# Records to use:
☆ ☆ ☆ ☆ ☆

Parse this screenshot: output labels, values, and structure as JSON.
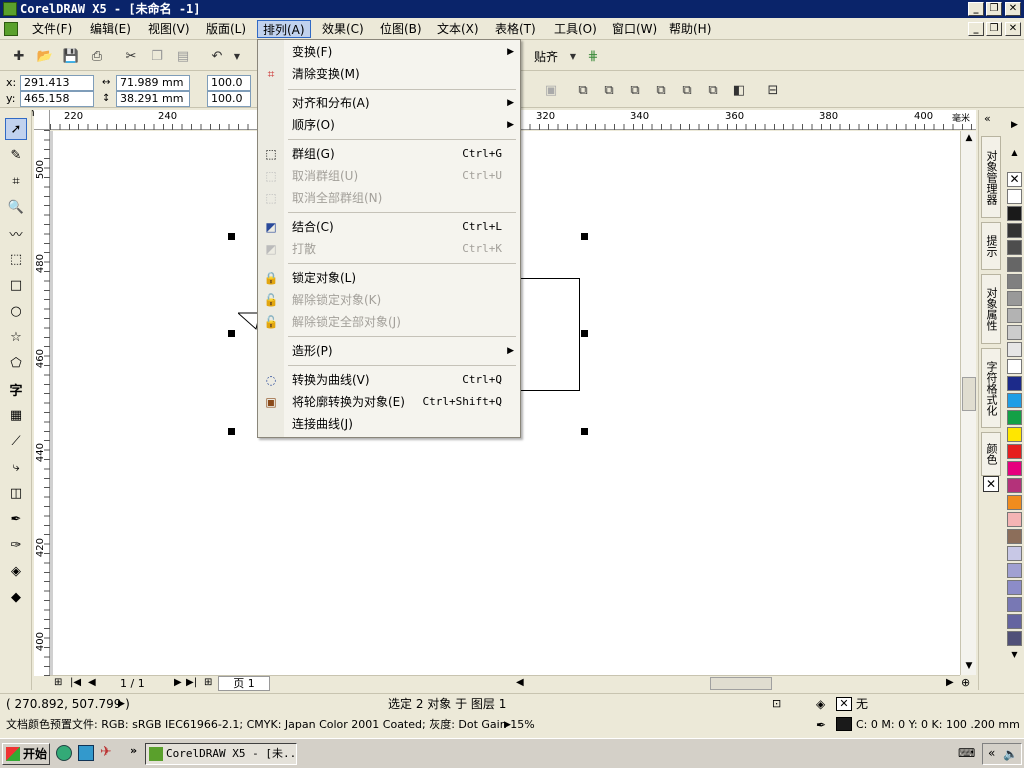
{
  "window": {
    "title": "CorelDRAW X5 - [未命名 -1]",
    "min": "_",
    "restore": "❐",
    "close": "✕"
  },
  "menubar": {
    "items": [
      {
        "id": "file",
        "label": "文件(F)"
      },
      {
        "id": "edit",
        "label": "编辑(E)"
      },
      {
        "id": "view",
        "label": "视图(V)"
      },
      {
        "id": "layout",
        "label": "版面(L)"
      },
      {
        "id": "arrange",
        "label": "排列(A)"
      },
      {
        "id": "effects",
        "label": "效果(C)"
      },
      {
        "id": "bitmaps",
        "label": "位图(B)"
      },
      {
        "id": "text",
        "label": "文本(X)"
      },
      {
        "id": "table",
        "label": "表格(T)"
      },
      {
        "id": "tools",
        "label": "工具(O)"
      },
      {
        "id": "window",
        "label": "窗口(W)"
      },
      {
        "id": "help",
        "label": "帮助(H)"
      }
    ]
  },
  "toolbar": {
    "snap_label": "贴齐"
  },
  "properties": {
    "x_label": "x:",
    "x_value": "291.413 mm",
    "y_label": "y:",
    "y_value": "465.158 mm",
    "width_value": "71.989 mm",
    "height_value": "38.291 mm",
    "scale_x": "100.0",
    "scale_y": "100.0"
  },
  "ruler": {
    "top_ticks": [
      "220",
      "240",
      "320",
      "340",
      "360",
      "380",
      "400"
    ],
    "unit": "毫米",
    "left_ticks": [
      "500",
      "480",
      "460",
      "440",
      "420",
      "400"
    ]
  },
  "arrange_menu": {
    "items": [
      {
        "label": "变换(F)",
        "shortcut": "",
        "submenu": true,
        "disabled": false,
        "icon": ""
      },
      {
        "label": "清除变换(M)",
        "shortcut": "",
        "submenu": false,
        "disabled": false,
        "icon": "clear-transform-icon"
      },
      {
        "label": "对齐和分布(A)",
        "shortcut": "",
        "submenu": true,
        "disabled": false,
        "icon": ""
      },
      {
        "label": "顺序(O)",
        "shortcut": "",
        "submenu": true,
        "disabled": false,
        "icon": ""
      },
      {
        "label": "群组(G)",
        "shortcut": "Ctrl+G",
        "submenu": false,
        "disabled": false,
        "icon": "group-icon"
      },
      {
        "label": "取消群组(U)",
        "shortcut": "Ctrl+U",
        "submenu": false,
        "disabled": true,
        "icon": "ungroup-icon"
      },
      {
        "label": "取消全部群组(N)",
        "shortcut": "",
        "submenu": false,
        "disabled": true,
        "icon": "ungroup-all-icon"
      },
      {
        "label": "结合(C)",
        "shortcut": "Ctrl+L",
        "submenu": false,
        "disabled": false,
        "icon": "combine-icon"
      },
      {
        "label": "打散",
        "shortcut": "Ctrl+K",
        "submenu": false,
        "disabled": true,
        "icon": "break-apart-icon"
      },
      {
        "label": "锁定对象(L)",
        "shortcut": "",
        "submenu": false,
        "disabled": false,
        "icon": "lock-icon"
      },
      {
        "label": "解除锁定对象(K)",
        "shortcut": "",
        "submenu": false,
        "disabled": true,
        "icon": "unlock-icon"
      },
      {
        "label": "解除锁定全部对象(J)",
        "shortcut": "",
        "submenu": false,
        "disabled": true,
        "icon": "unlock-all-icon"
      },
      {
        "label": "造形(P)",
        "shortcut": "",
        "submenu": true,
        "disabled": false,
        "icon": ""
      },
      {
        "label": "转换为曲线(V)",
        "shortcut": "Ctrl+Q",
        "submenu": false,
        "disabled": false,
        "icon": "convert-curves-icon"
      },
      {
        "label": "将轮廓转换为对象(E)",
        "shortcut": "Ctrl+Shift+Q",
        "submenu": false,
        "disabled": false,
        "icon": "outline-to-object-icon"
      },
      {
        "label": "连接曲线(J)",
        "shortcut": "",
        "submenu": false,
        "disabled": false,
        "icon": ""
      }
    ]
  },
  "dockers": {
    "tabs": [
      "对象管理器",
      "提示",
      "对象属性",
      "字符格式化",
      "颜色"
    ]
  },
  "palette": {
    "colors": [
      "#ffffff",
      "#1a1a1a",
      "#333333",
      "#4d4d4d",
      "#666666",
      "#808080",
      "#999999",
      "#b3b3b3",
      "#cccccc",
      "#e6e6e6",
      "#ffffff",
      "#1c2a8a",
      "#1e9ee6",
      "#14a046",
      "#ffe600",
      "#e61e1e",
      "#e6007e",
      "#b4327a",
      "#f08c1e",
      "#f4b4b4",
      "#8c6e5a",
      "#c8c8e6",
      "#a0a0d2",
      "#8c8cc8",
      "#7878b4",
      "#6464a0",
      "#505078"
    ]
  },
  "page_nav": {
    "page_count": "1 / 1",
    "page_tab": "页 1"
  },
  "status": {
    "coords": "( 270.892, 507.799 )",
    "selection": "选定 2 对象 于 图层 1",
    "fill_label": "无",
    "profile": "文档颜色预置文件: RGB: sRGB IEC61966-2.1; CMYK: Japan Color 2001 Coated; 灰度: Dot Gain 15%",
    "outline": "C: 0 M: 0 Y: 0 K: 100  .200 mm"
  },
  "taskbar": {
    "start": "开始",
    "task": "CorelDRAW X5 - [未..."
  }
}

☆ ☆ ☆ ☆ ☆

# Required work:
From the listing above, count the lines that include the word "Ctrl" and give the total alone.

# Answer to the problem:
6